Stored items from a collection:
◇ ◇ ◇ ◇ ◇ ◇ ◇

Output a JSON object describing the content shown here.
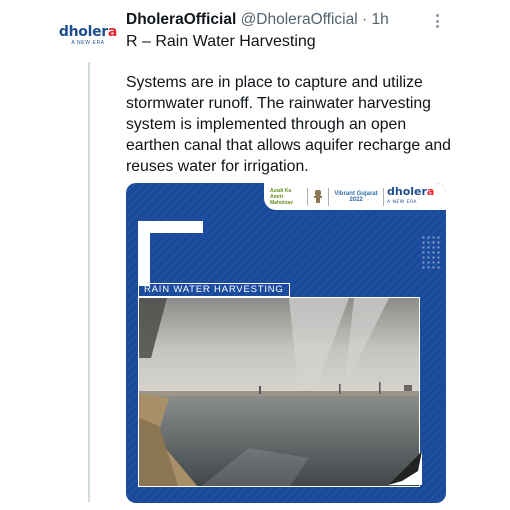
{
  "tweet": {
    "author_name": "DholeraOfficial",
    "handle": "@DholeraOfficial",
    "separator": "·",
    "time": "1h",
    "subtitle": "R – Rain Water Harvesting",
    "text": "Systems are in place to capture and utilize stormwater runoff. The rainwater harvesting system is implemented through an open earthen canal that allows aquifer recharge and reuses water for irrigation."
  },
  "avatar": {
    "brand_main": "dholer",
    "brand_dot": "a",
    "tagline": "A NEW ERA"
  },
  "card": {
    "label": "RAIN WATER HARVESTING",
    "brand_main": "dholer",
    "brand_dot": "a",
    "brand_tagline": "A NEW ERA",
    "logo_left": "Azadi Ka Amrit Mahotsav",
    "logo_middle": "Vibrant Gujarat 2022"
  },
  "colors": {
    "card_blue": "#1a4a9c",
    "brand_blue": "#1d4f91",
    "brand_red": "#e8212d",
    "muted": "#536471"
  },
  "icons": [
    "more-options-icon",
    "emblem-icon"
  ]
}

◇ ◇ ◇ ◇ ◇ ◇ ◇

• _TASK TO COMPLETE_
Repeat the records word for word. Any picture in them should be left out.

• _RESULT OF THE EXERCISE_
Output a JSON object describing the content shown here.
{
  "tweet": {
    "author_name": "DholeraOfficial",
    "handle": "@DholeraOfficial",
    "separator": "·",
    "time": "1h",
    "subtitle": "R – Rain Water Harvesting",
    "text": "Systems are in place to capture and utilize stormwater runoff. The rainwater harvesting system is implemented through an open earthen canal that allows aquifer recharge and reuses water for irrigation."
  },
  "avatar": {
    "brand_main": "dholer",
    "brand_dot": "a",
    "tagline": "A NEW ERA"
  },
  "card": {
    "label": "RAIN WATER HARVESTING",
    "brand_main": "dholer",
    "brand_dot": "a",
    "brand_tagline": "A NEW ERA",
    "logo_left": "Azadi Ka Amrit Mahotsav",
    "logo_middle": "Vibrant Gujarat 2022"
  },
  "colors": {
    "card_blue": "#1a4a9c",
    "brand_blue": "#1d4f91",
    "brand_red": "#e8212d",
    "muted": "#536471"
  },
  "icons": [
    "more-options-icon",
    "emblem-icon"
  ]
}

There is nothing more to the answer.